Be who you’ll become
During the InScience weekend, the NEMO City Lab is set up at the Mariënburg library. Together with experts and designers, visitors discuss the possibilities and limitations of DNA technology. The project titled #DNAdialoog is one of multiple DNA technology-related activities set up at the library that actively engages visitors. And for good reason. We’re getting closer and closer to world in which humans can genetically engineer almost anything. Reports of a Chinese doctor claiming to have brought the first designer baby into this world make us feel like we’re living in a science-fiction reality. Without any prior knowledge of DNA technology, I decided to go take a look and broaden my horizon.

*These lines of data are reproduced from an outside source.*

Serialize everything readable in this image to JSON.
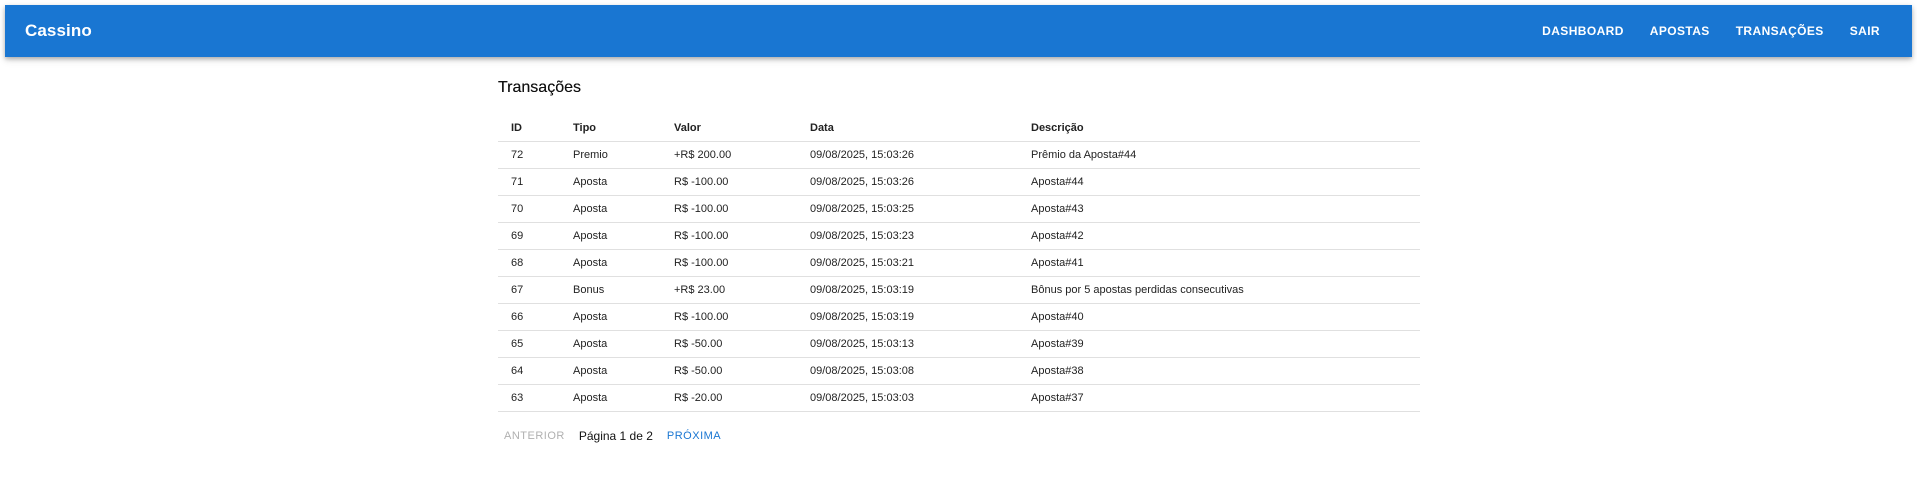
{
  "header": {
    "brand": "Cassino",
    "nav": [
      {
        "label": "DASHBOARD"
      },
      {
        "label": "APOSTAS"
      },
      {
        "label": "TRANSAÇÕES"
      },
      {
        "label": "SAIR"
      }
    ]
  },
  "page": {
    "title": "Transações"
  },
  "table": {
    "columns": [
      "ID",
      "Tipo",
      "Valor",
      "Data",
      "Descrição"
    ],
    "rows": [
      {
        "id": "72",
        "tipo": "Premio",
        "valor": "+R$ 200.00",
        "sign": "positive",
        "data": "09/08/2025, 15:03:26",
        "descricao": "Prêmio da Aposta#44"
      },
      {
        "id": "71",
        "tipo": "Aposta",
        "valor": "R$ -100.00",
        "sign": "negative",
        "data": "09/08/2025, 15:03:26",
        "descricao": "Aposta#44"
      },
      {
        "id": "70",
        "tipo": "Aposta",
        "valor": "R$ -100.00",
        "sign": "negative",
        "data": "09/08/2025, 15:03:25",
        "descricao": "Aposta#43"
      },
      {
        "id": "69",
        "tipo": "Aposta",
        "valor": "R$ -100.00",
        "sign": "negative",
        "data": "09/08/2025, 15:03:23",
        "descricao": "Aposta#42"
      },
      {
        "id": "68",
        "tipo": "Aposta",
        "valor": "R$ -100.00",
        "sign": "negative",
        "data": "09/08/2025, 15:03:21",
        "descricao": "Aposta#41"
      },
      {
        "id": "67",
        "tipo": "Bonus",
        "valor": "+R$ 23.00",
        "sign": "positive",
        "data": "09/08/2025, 15:03:19",
        "descricao": "Bônus por 5 apostas perdidas consecutivas"
      },
      {
        "id": "66",
        "tipo": "Aposta",
        "valor": "R$ -100.00",
        "sign": "negative",
        "data": "09/08/2025, 15:03:19",
        "descricao": "Aposta#40"
      },
      {
        "id": "65",
        "tipo": "Aposta",
        "valor": "R$ -50.00",
        "sign": "negative",
        "data": "09/08/2025, 15:03:13",
        "descricao": "Aposta#39"
      },
      {
        "id": "64",
        "tipo": "Aposta",
        "valor": "R$ -50.00",
        "sign": "negative",
        "data": "09/08/2025, 15:03:08",
        "descricao": "Aposta#38"
      },
      {
        "id": "63",
        "tipo": "Aposta",
        "valor": "R$ -20.00",
        "sign": "negative",
        "data": "09/08/2025, 15:03:03",
        "descricao": "Aposta#37"
      }
    ]
  },
  "pagination": {
    "prev_label": "ANTERIOR",
    "prev_disabled": true,
    "info": "Página 1 de 2",
    "next_label": "PRÓXIMA",
    "next_disabled": false
  },
  "colors": {
    "appbar": "#1976d2",
    "positive": "#2e7d32",
    "negative": "#c62828",
    "link": "#1976d2",
    "disabled": "#b0b0b0"
  }
}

Even before entering the library, I’m already part of the project. That’s because the “defect fixers” of the DNApothecary have set up shop outside and they engage me. They would like to ask me if there’s anything I’d like to change about myself and if I would like to participate in a small drug test. Caught off guard, I answer that I sometimes struggle with insecurity. It turns out to be my lucky day, because that’s something they’re able to fix with the newly-developed drug “Defectfixoide”. One of the defect fixers carefully chooses a small box from a crate and tells me to take a daily dose with a grain of salt. It won’t affect my driving ability. Let’s hope I’m not part of the placebo group.

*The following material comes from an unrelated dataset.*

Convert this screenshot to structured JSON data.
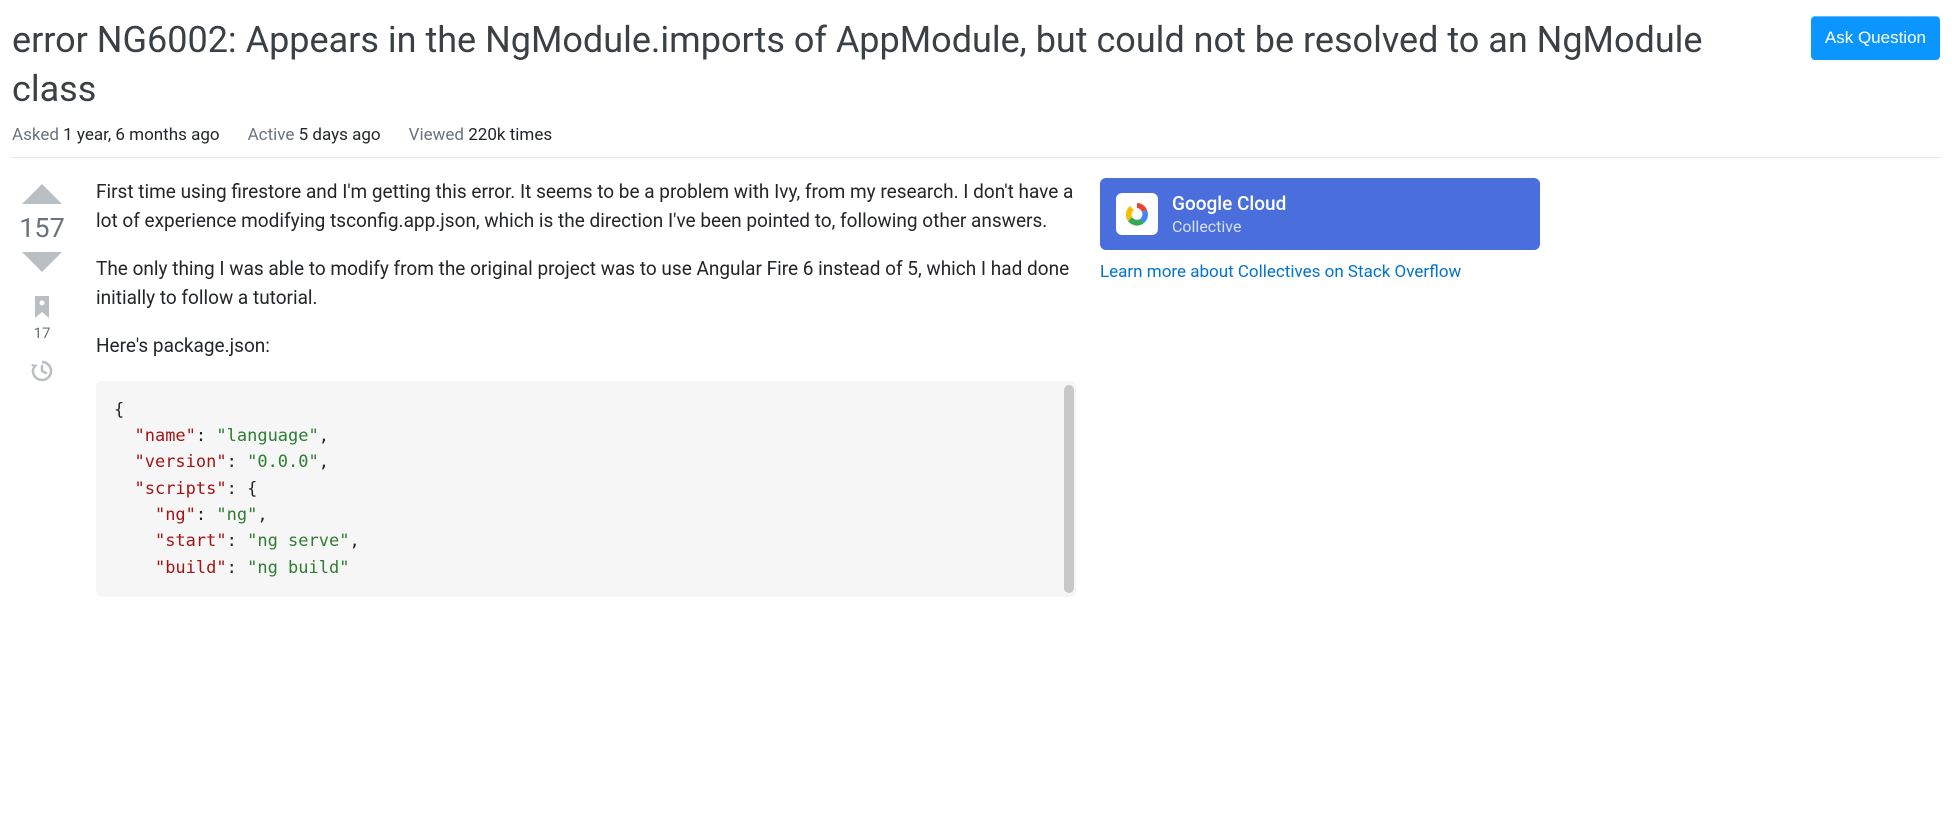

As I enter the library, a greeter from the City Lab asks me if I’ve already received a compliment today. I answer with no and after receiving a compliment from and a colored ball, I’m referred to one of the greeter’s colleagues. He’s stationed at a box on which the following proposition is written: modifying DNA to prevent hereditary diseases before birth is a good idea. Visitors are supposed to deposit their colored ball in an emoji-coded compartment that corresponds with their opinion. It’s a tough question. The greeter tries to help me make my decision and shows me the clipboard next to the box. Other visitors have written answers to questions about which features they would like to remove or add. I peruse the many answers. Outlawing ‘self-imposed stupidity’ sounds like a good idea, but how do you define that and where do you draw the line? ‘Till here and no further’, one of many answers provided, isn’t any help. I decide to continue my journey through the library. I leave the colored ball in one of the compartments.
I continue along the blue line on the floor until I reach three television screens. Each screen shows an animation depicting possible futures in the year 2039. Three couples want a child, but possible complications are detected even before conception. Each scenario deals with a possible consequence of DNA technology policy. The couples in these scenarios are with a difficult question and in the end, the wildly varying opinions from friends and family complicates their own decision-making process. Different policies and their consequences, as well as possible motivations to modify an embryo’s DNA are demonstrated in this way. It dawns on me that there are a lot of factors to consider in debates surrounding DNA modification.
The many questions and perspectives I’m confronted with during the first few stops provide me with enough fodder to enter into a dialogue with members of the project team. I join two visitors engaged in a discussion with a researcher and an illustrator. As the researcher questions the visitors about their views on the use of DNA technology in certain situations, the illustrator visualizes their ideas by drawing them on a screen. An effective way of mapping various opinions. I walk up to a lady next to a plastic dome, called the filter bubble. She explains that she conducts roundtable discussions with small groups of visitors within the dome, providing them with different perspectives from politics, technology, and religion. She encourages visitors to track down the source of these perspectives and judge them critically. It teaches visitors to not only think critically when forming their own opinions, but also to understand other perspectives.
Meanwhile, the lecture at the opinion factory has come to an end and I approach the lecturers to ask them to tell me about it. One of the lecturers tells me that discussion start from the current state of DNA technology, applied in different scenarios, and that lecturers and audience members together map a possible future, based on the audience’s opinions and ideas. They then collectively reflect on this future. Is this the best possible result for the test subjects in their scenario? Will the test subjects be happy this way? Is diversity not more important than perfection in a society? Every opinion raises more questions.
With a head full of new thoughts I step outside into the cool November air again. By participating in the City Lab, I’ve gained a better insight into the DNA debate as a whole. It’s time to make critical, carefully considered decisions regarding DNA technology policies in the Netherlands. Through a project such as this, the public can make itself heard. This experience has not (yet) made me less certain about it, but I am more certain about my knowledge of this DNA dialogue.
Not yet convinced if you should visit the City Lab? The results and insights from this project will be incorporated into a report presented to the national government. So come down to the NEMO City Lab to have your voice heard!
Text: Yvette van Engelenburg
Photos: Henk Beenen